All lines of the following material must be written out exactly as they appear.

• _Supplied records_:

----

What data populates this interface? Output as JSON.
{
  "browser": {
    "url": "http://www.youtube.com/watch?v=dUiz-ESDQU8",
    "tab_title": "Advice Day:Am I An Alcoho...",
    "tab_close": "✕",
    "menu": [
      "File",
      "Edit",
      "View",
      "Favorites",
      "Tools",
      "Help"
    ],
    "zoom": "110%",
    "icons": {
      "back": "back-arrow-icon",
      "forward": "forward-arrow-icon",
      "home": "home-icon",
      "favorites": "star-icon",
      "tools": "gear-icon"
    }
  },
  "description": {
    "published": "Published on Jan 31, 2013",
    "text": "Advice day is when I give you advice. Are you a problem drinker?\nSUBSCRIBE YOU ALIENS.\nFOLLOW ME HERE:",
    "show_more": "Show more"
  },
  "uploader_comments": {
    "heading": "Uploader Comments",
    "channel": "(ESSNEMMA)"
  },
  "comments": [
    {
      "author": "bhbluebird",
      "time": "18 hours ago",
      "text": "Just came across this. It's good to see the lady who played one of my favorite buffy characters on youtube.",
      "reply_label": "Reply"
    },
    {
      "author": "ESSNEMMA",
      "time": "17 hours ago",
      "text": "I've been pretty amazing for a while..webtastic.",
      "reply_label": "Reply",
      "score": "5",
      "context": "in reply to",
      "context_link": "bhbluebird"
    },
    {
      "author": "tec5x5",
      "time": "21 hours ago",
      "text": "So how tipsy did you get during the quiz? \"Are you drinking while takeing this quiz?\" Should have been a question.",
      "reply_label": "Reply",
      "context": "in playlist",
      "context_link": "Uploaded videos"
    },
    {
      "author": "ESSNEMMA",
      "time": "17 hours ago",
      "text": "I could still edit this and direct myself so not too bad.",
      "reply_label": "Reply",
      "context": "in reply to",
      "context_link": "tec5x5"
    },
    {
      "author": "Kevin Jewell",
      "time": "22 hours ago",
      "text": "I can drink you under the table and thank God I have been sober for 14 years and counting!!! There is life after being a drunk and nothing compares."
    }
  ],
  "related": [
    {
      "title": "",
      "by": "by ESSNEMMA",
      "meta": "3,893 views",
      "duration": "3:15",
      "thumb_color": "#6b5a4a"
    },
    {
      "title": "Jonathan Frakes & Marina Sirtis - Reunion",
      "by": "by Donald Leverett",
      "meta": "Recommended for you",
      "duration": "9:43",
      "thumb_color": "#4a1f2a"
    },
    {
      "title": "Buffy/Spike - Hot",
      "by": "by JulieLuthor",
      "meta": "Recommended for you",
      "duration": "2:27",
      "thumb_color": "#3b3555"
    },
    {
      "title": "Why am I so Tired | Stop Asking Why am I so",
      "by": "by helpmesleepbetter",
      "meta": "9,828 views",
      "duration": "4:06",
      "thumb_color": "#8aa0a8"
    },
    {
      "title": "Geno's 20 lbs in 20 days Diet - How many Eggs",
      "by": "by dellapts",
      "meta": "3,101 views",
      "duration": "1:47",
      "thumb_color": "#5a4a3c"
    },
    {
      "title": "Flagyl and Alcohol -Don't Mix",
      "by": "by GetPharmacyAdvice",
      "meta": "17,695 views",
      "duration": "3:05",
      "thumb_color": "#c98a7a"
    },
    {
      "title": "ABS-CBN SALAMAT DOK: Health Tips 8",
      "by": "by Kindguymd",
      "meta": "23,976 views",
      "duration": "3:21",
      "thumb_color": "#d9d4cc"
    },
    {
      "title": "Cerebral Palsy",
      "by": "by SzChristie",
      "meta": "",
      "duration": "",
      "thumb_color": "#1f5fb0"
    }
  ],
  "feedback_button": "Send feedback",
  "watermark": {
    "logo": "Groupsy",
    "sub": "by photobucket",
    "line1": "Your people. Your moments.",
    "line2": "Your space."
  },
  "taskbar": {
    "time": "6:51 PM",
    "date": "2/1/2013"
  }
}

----

• _Exercise response_:
What data populates this interface? Output as JSON.
{
  "browser": {
    "url": "http://www.youtube.com/watch?v=dUiz-ESDQU8",
    "tab_title": "Advice Day:Am I An Alcoho...",
    "tab_close": "✕",
    "menu": [
      "File",
      "Edit",
      "View",
      "Favorites",
      "Tools",
      "Help"
    ],
    "zoom": "110%",
    "icons": {
      "back": "back-arrow-icon",
      "forward": "forward-arrow-icon",
      "home": "home-icon",
      "favorites": "star-icon",
      "tools": "gear-icon"
    }
  },
  "description": {
    "published": "Published on Jan 31, 2013",
    "text": "Advice day is when I give you advice. Are you a problem drinker?\nSUBSCRIBE YOU ALIENS.\nFOLLOW ME HERE:",
    "show_more": "Show more"
  },
  "uploader_comments": {
    "heading": "Uploader Comments",
    "channel": "(ESSNEMMA)"
  },
  "comments": [
    {
      "author": "bhbluebird",
      "time": "18 hours ago",
      "text": "Just came across this. It's good to see the lady who played one of my favorite buffy characters on youtube.",
      "reply_label": "Reply"
    },
    {
      "author": "ESSNEMMA",
      "time": "17 hours ago",
      "text": "I've been pretty amazing for a while..webtastic.",
      "reply_label": "Reply",
      "score": "5",
      "context": "in reply to",
      "context_link": "bhbluebird"
    },
    {
      "author": "tec5x5",
      "time": "21 hours ago",
      "text": "So how tipsy did you get during the quiz? \"Are you drinking while takeing this quiz?\" Should have been a question.",
      "reply_label": "Reply",
      "context": "in playlist",
      "context_link": "Uploaded videos"
    },
    {
      "author": "ESSNEMMA",
      "time": "17 hours ago",
      "text": "I could still edit this and direct myself so not too bad.",
      "reply_label": "Reply",
      "context": "in reply to",
      "context_link": "tec5x5"
    },
    {
      "author": "Kevin Jewell",
      "time": "22 hours ago",
      "text": "I can drink you under the table and thank God I have been sober for 14 years and counting!!! There is life after being a drunk and nothing compares."
    }
  ],
  "related": [
    {
      "title": "",
      "by": "by ESSNEMMA",
      "meta": "3,893 views",
      "duration": "3:15",
      "thumb_color": "#6b5a4a"
    },
    {
      "title": "Jonathan Frakes & Marina Sirtis - Reunion",
      "by": "by Donald Leverett",
      "meta": "Recommended for you",
      "duration": "9:43",
      "thumb_color": "#4a1f2a"
    },
    {
      "title": "Buffy/Spike - Hot",
      "by": "by JulieLuthor",
      "meta": "Recommended for you",
      "duration": "2:27",
      "thumb_color": "#3b3555"
    },
    {
      "title": "Why am I so Tired | Stop Asking Why am I so",
      "by": "by helpmesleepbetter",
      "meta": "9,828 views",
      "duration": "4:06",
      "thumb_color": "#8aa0a8"
    },
    {
      "title": "Geno's 20 lbs in 20 days Diet - How many Eggs",
      "by": "by dellapts",
      "meta": "3,101 views",
      "duration": "1:47",
      "thumb_color": "#5a4a3c"
    },
    {
      "title": "Flagyl and Alcohol -Don't Mix",
      "by": "by GetPharmacyAdvice",
      "meta": "17,695 views",
      "duration": "3:05",
      "thumb_color": "#c98a7a"
    },
    {
      "title": "ABS-CBN SALAMAT DOK: Health Tips 8",
      "by": "by Kindguymd",
      "meta": "23,976 views",
      "duration": "3:21",
      "thumb_color": "#d9d4cc"
    },
    {
      "title": "Cerebral Palsy",
      "by": "by SzChristie",
      "meta": "",
      "duration": "",
      "thumb_color": "#1f5fb0"
    }
  ],
  "feedback_button": "Send feedback",
  "watermark": {
    "logo": "Groupsy",
    "sub": "by photobucket",
    "line1": "Your people. Your moments.",
    "line2": "Your space."
  },
  "taskbar": {
    "time": "6:51 PM",
    "date": "2/1/2013"
  }
}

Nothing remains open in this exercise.